Task input Start Marker
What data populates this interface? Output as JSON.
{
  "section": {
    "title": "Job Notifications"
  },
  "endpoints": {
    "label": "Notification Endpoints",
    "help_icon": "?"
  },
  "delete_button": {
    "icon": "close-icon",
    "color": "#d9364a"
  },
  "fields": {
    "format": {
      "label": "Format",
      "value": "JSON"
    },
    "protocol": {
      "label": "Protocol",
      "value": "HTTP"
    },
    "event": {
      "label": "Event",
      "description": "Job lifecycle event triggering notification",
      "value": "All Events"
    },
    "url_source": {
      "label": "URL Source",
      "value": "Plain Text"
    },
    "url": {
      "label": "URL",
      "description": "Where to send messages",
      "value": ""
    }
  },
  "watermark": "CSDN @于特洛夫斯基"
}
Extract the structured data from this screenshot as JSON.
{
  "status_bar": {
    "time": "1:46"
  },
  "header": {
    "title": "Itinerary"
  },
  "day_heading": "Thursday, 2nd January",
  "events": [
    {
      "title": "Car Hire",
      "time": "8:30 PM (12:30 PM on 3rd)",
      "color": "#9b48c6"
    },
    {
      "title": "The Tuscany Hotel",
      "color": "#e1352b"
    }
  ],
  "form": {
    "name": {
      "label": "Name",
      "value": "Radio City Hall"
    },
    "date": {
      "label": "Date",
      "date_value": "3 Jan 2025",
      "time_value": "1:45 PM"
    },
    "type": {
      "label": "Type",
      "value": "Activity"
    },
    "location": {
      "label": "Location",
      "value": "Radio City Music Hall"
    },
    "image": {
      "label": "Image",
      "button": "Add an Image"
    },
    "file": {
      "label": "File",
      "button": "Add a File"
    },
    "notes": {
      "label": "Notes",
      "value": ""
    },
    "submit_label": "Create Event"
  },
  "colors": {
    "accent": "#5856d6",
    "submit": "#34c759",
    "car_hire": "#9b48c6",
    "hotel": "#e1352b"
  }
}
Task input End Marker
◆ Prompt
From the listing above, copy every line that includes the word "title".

◆ Reply
    "title": "Job Notifications"
    "title": "Itinerary"
      "title": "Car Hire",
      "title": "The Tuscany Hotel",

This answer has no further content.